[PROVIDED INFORMATION Boundary: Start]

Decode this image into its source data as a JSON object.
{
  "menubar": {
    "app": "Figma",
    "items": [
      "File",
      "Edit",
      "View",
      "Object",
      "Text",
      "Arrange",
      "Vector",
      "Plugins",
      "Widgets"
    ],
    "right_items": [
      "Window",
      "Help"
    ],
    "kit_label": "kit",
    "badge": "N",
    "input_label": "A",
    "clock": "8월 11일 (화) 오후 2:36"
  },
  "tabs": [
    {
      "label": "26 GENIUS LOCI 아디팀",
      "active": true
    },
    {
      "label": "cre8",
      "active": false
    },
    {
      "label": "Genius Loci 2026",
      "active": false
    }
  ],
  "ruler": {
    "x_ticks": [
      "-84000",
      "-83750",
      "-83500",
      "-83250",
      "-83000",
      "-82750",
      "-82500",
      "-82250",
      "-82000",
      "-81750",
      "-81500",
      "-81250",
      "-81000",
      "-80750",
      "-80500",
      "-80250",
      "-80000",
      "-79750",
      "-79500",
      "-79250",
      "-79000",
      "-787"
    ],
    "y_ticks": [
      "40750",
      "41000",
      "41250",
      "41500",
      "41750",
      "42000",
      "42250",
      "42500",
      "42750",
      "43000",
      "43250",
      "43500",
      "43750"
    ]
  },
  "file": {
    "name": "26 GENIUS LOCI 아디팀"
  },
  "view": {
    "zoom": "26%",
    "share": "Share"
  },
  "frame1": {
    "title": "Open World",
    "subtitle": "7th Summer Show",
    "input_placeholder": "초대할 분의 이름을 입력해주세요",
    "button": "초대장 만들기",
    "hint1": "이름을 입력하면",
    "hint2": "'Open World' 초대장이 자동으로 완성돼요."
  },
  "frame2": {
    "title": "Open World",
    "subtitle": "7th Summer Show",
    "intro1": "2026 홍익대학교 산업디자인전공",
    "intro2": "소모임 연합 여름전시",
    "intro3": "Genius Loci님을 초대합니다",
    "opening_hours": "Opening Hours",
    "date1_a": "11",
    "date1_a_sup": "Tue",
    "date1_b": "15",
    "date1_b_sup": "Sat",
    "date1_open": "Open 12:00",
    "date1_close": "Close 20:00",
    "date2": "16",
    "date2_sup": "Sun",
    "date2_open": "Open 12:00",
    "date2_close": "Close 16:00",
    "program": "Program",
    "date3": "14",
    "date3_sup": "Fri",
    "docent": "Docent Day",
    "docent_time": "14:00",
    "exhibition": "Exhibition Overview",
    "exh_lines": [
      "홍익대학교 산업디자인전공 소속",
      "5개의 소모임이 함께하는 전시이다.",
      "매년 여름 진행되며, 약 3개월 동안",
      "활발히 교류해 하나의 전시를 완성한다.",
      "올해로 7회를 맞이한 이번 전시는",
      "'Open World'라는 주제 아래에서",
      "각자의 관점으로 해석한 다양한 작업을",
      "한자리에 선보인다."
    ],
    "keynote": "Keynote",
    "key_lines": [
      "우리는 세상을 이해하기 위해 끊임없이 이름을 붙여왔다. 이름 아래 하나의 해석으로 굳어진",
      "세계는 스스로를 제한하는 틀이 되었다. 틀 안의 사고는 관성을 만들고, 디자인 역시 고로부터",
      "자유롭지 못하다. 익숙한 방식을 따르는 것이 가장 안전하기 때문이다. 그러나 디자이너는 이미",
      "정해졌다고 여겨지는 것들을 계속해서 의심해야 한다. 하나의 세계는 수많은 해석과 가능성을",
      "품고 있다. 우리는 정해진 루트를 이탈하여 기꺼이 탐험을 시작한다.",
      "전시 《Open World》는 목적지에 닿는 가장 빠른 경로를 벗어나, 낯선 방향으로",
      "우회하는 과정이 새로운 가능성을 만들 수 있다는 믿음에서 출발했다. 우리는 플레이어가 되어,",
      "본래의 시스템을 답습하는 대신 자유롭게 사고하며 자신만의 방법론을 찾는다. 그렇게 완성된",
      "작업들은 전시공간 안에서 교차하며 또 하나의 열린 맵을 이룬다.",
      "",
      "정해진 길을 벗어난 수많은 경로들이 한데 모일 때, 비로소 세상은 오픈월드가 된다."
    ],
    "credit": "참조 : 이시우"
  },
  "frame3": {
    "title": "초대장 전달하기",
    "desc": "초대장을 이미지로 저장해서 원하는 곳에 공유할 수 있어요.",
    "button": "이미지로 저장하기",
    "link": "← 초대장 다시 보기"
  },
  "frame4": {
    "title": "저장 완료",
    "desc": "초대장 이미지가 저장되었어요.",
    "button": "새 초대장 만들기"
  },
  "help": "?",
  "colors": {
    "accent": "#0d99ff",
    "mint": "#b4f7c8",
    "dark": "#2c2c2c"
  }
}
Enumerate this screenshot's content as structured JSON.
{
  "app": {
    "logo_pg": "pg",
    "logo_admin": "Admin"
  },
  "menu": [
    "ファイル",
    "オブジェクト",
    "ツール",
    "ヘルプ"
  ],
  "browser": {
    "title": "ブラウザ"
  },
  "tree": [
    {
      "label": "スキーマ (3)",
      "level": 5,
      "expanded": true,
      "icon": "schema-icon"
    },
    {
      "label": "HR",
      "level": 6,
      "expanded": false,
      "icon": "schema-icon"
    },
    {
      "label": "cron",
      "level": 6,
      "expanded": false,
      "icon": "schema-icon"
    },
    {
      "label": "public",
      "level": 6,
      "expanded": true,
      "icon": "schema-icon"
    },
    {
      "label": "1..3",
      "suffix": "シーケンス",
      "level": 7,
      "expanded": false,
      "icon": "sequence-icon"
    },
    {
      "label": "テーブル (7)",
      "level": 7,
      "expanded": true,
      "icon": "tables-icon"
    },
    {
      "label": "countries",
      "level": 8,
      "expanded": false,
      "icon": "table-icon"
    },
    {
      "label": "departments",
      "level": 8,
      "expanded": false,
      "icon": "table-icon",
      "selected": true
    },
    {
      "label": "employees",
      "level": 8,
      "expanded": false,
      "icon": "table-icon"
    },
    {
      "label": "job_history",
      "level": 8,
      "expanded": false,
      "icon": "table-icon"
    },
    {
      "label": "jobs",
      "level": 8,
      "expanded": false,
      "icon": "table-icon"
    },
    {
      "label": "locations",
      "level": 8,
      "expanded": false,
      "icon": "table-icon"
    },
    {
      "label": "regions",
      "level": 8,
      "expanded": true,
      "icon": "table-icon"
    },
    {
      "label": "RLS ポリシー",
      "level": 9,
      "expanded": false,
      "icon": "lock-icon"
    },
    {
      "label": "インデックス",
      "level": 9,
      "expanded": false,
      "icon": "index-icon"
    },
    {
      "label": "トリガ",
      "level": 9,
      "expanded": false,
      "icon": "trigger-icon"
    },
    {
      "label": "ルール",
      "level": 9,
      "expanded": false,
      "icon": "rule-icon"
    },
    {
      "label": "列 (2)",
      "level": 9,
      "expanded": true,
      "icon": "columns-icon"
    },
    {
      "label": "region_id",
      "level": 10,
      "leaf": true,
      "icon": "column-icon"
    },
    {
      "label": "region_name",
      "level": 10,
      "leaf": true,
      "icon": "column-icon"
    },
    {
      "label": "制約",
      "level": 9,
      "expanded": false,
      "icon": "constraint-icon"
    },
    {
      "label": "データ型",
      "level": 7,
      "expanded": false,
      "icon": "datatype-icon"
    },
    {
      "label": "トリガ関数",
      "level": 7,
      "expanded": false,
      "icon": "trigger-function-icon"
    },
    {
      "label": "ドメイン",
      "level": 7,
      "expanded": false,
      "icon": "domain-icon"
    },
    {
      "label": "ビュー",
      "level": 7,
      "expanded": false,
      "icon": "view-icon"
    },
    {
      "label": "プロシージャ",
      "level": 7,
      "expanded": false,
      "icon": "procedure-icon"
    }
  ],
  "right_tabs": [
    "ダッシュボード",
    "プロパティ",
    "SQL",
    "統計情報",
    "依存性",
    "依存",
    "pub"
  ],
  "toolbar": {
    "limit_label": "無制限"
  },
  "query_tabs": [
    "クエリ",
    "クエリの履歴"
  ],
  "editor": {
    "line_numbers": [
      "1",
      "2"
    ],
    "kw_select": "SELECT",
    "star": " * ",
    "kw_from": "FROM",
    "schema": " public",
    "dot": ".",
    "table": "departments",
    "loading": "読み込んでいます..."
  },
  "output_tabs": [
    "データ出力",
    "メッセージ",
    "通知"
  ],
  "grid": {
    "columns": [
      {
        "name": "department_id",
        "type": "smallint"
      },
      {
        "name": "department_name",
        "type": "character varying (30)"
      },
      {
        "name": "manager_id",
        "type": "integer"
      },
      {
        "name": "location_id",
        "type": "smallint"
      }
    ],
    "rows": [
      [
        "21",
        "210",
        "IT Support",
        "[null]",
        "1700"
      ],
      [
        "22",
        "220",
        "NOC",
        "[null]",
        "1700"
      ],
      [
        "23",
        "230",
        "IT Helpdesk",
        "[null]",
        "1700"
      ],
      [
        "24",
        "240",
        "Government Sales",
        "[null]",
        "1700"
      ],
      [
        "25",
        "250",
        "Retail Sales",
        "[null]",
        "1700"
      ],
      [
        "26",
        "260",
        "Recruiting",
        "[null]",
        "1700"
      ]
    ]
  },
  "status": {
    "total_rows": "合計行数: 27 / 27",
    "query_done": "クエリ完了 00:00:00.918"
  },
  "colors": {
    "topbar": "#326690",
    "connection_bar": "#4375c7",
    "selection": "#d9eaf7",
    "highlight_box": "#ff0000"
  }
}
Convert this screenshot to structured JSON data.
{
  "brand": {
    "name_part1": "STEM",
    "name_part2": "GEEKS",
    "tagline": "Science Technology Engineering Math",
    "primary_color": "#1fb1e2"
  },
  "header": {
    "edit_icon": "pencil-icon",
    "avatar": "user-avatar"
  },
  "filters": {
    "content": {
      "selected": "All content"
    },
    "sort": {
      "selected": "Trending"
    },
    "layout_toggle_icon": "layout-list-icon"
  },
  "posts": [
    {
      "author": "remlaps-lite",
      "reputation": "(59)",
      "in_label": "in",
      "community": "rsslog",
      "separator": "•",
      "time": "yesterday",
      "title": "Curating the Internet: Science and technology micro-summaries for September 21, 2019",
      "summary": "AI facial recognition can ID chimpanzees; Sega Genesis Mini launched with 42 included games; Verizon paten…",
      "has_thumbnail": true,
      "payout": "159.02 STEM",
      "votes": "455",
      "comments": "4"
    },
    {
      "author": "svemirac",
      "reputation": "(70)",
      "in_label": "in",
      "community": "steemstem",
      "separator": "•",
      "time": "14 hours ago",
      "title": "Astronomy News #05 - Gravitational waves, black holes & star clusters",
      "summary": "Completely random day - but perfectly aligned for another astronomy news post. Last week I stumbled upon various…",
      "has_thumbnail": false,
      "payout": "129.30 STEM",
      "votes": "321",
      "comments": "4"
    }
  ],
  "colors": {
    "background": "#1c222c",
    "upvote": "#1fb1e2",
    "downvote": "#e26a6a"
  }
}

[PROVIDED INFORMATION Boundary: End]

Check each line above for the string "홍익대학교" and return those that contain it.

    "intro1": "2026 홍익대학교 산업디자인전공",
      "홍익대학교 산업디자인전공 소속",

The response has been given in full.